This forms the basis of Foucault’s objection to vanguardism; instead he argues for many struggles by “women, prisoners, conscripted soldiers, hospital patients, and homosexuals against the particularised power, the constraints and controls, that are exerted over them...these movements are linked to the revolutionary movement of the proletariat to the extent that they fight against the controls and constraints which serve the same system of power.” 
Although the conception of power as coming from many sources is not something new to anarchists – Bakunin wrote of the power of capital, the state and the “savants” in a technocratic society – Foucault seeing it as present in all relationships and as both positive and negative is something we could learn a lot from. Even in our ideal classless post-revolutionary world, power would still exist in such ways as the power of possessing certain knowledge, or the power of being able to make a good argument in a meeting.
This doesn’t mean we are all little dictators, rather that we must exercise power with ethics, “a practice of the self” as Foucault calls it, to avoid domination. For example, on the student-teacher relationship Foucault says:
“I don’t see where evil is in the practice of someone who, in a given game of truth, knowing more than another, tells him what he must do, teaches him, transmits knowledge to him, communicates skills to him. The problem is rather to know how you are to avoid in these practices – where power cannot not play and where it is not an evil in itself – the effects of domination which will make a child subject to the arbitrary and useless authority of a teacher, or put a student under the power of an abusively authoritarian professor, and so forth.” 
As a professor, Foucault has quite a unique view on the role of intellectuals in militant practice.
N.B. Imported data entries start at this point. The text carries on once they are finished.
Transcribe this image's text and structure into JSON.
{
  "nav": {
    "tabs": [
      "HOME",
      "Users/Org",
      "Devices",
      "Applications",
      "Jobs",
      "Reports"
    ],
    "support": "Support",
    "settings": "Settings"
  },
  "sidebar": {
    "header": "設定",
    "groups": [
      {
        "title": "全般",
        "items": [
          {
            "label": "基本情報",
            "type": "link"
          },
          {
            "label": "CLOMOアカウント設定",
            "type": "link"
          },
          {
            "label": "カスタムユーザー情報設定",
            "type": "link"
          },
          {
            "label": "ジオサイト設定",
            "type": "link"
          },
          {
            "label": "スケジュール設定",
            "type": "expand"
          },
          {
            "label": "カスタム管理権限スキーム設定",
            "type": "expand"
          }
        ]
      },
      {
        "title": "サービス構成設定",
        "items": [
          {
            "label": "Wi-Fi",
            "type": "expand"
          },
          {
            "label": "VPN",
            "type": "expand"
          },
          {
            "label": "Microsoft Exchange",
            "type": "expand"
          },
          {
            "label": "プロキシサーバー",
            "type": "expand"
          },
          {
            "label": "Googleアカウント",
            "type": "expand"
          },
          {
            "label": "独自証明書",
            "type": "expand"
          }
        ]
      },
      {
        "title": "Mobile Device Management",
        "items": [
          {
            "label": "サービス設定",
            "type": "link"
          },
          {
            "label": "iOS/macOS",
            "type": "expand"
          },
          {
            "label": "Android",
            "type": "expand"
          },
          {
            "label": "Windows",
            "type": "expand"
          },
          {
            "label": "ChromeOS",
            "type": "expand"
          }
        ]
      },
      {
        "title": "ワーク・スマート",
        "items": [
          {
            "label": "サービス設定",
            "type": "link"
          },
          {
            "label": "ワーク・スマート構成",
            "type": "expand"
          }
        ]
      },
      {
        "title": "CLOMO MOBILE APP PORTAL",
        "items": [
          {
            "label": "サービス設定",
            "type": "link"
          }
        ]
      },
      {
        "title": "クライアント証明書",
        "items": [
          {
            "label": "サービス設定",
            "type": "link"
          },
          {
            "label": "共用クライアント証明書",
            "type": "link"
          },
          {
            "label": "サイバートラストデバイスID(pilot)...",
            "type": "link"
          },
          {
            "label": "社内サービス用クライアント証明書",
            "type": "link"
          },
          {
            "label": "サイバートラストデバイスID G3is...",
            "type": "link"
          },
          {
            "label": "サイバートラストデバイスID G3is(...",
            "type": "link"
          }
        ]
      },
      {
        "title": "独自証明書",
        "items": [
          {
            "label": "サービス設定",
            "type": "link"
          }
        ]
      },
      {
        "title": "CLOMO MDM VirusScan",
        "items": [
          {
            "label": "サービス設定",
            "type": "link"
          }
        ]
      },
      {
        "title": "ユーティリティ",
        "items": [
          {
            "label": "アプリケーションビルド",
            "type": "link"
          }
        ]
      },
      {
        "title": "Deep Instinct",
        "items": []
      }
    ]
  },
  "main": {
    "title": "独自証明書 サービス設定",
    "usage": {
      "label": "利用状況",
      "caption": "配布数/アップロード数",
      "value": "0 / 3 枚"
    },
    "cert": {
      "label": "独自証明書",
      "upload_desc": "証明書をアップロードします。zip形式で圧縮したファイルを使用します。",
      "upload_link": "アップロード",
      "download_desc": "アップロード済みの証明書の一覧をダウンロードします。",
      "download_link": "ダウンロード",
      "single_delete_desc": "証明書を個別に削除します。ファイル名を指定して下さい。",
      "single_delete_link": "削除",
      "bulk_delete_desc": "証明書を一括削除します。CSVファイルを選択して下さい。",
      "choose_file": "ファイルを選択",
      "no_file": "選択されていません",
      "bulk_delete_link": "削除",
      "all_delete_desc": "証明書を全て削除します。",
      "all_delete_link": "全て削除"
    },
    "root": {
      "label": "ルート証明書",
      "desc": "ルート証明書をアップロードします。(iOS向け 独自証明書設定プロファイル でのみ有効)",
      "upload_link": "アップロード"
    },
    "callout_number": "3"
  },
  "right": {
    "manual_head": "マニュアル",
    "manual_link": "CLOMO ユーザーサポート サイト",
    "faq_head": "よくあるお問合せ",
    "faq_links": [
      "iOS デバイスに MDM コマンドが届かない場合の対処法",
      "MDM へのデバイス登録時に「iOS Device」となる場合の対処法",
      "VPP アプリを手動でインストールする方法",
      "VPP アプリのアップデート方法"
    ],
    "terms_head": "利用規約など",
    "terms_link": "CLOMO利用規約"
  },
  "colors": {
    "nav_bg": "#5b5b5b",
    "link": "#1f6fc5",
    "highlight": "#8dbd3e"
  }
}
We may be used to left-wing intellectuals who publish tomes on exactly what movements should do, but wouldn’t be seen within a mile of a direct action protest; Foucault, however, does the opposite. During his life he took part in occupations of university buildings and other protests, but as for his status in such movements, he was always quick to point out that he was participating as just another person, not a leader. The intellectual, for Foucault,
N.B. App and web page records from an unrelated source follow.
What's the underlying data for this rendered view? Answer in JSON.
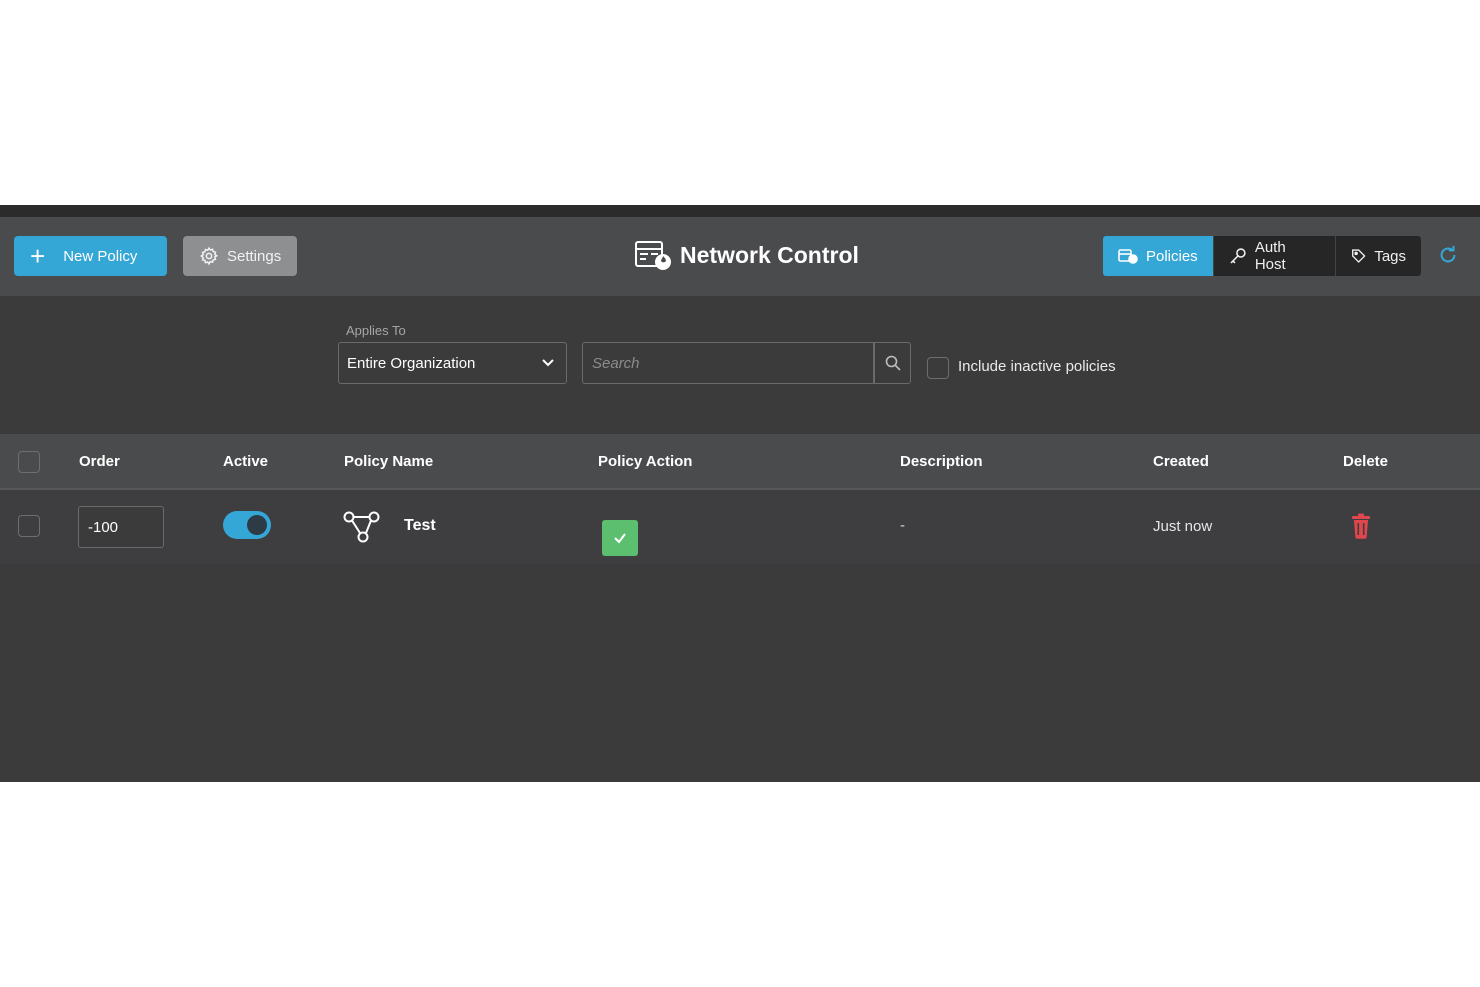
{
  "header": {
    "new_policy_label": "New Policy",
    "settings_label": "Settings",
    "title": "Network Control",
    "tabs": [
      {
        "label": "Policies",
        "icon": "policies-icon",
        "active": true
      },
      {
        "label": "Auth Host",
        "icon": "key-icon",
        "active": false
      },
      {
        "label": "Tags",
        "icon": "tag-icon",
        "active": false
      }
    ],
    "refresh_icon": "refresh-icon"
  },
  "filters": {
    "applies_to_label": "Applies To",
    "applies_to_value": "Entire Organization",
    "search_placeholder": "Search",
    "include_inactive_label": "Include inactive policies",
    "include_inactive_checked": false
  },
  "table": {
    "columns": [
      "Order",
      "Active",
      "Policy Name",
      "Policy Action",
      "Description",
      "Created",
      "Delete"
    ],
    "rows": [
      {
        "order": "-100",
        "active": true,
        "policy_name": "Test",
        "policy_action": "allow",
        "description": "-",
        "created": "Just now"
      }
    ]
  },
  "colors": {
    "accent": "#35a7d6",
    "header_bg": "#4a4b4d",
    "body_bg": "#3b3b3c",
    "allow_green": "#5cbf6f",
    "delete_red": "#e0474c"
  }
}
“no longer has to play the role of advisor. The project, tactics and goals are a matter for those who do the fighting. What the intellectual can do is provide instruments of analysis...a topological and geological survey of the battlefield – that is the intellectual’s role. But as for saying, ‘Here is what we must do!’, certainly not.” 
Likewise, another anarchist intellectual, Noam Chomsky, expresses similar reticence whenever he is asked about the path toward a revolution. Of course, most other anarchists have no problem (nor should they) saying, ‘Here is what I suggest we should do! What do you think?’ However it’s easy to see how mere suggestions from intellectuals of the status of Chomsky and Foucault could be seen as gospel, thus the quite relevant viewpoints of those suffering the oppression would be overlooked, and the development of their own strategic thinking hindered.
Although at no point during his life did Foucault claim to be an anarchist, he nonetheless gives us an incredibly useful conception of power with which to support our championing of non-hierarchical relations. What Bakunin and Kropotkin wrote about the State and hierarchy has been proven correct in Russia and every other country where Marxists have taken power; however, just pointing to historical examples and saying ‘we told you so’ only gets our ideas so far. Examining power in as in-depth a manner as Marx did to capital should be a priority for anarchists; as should, of course, putting the results of these analyses into practice.
This article is from Irish Anarchist Review, Issue 4, October 2011
Download the PDF file of this issue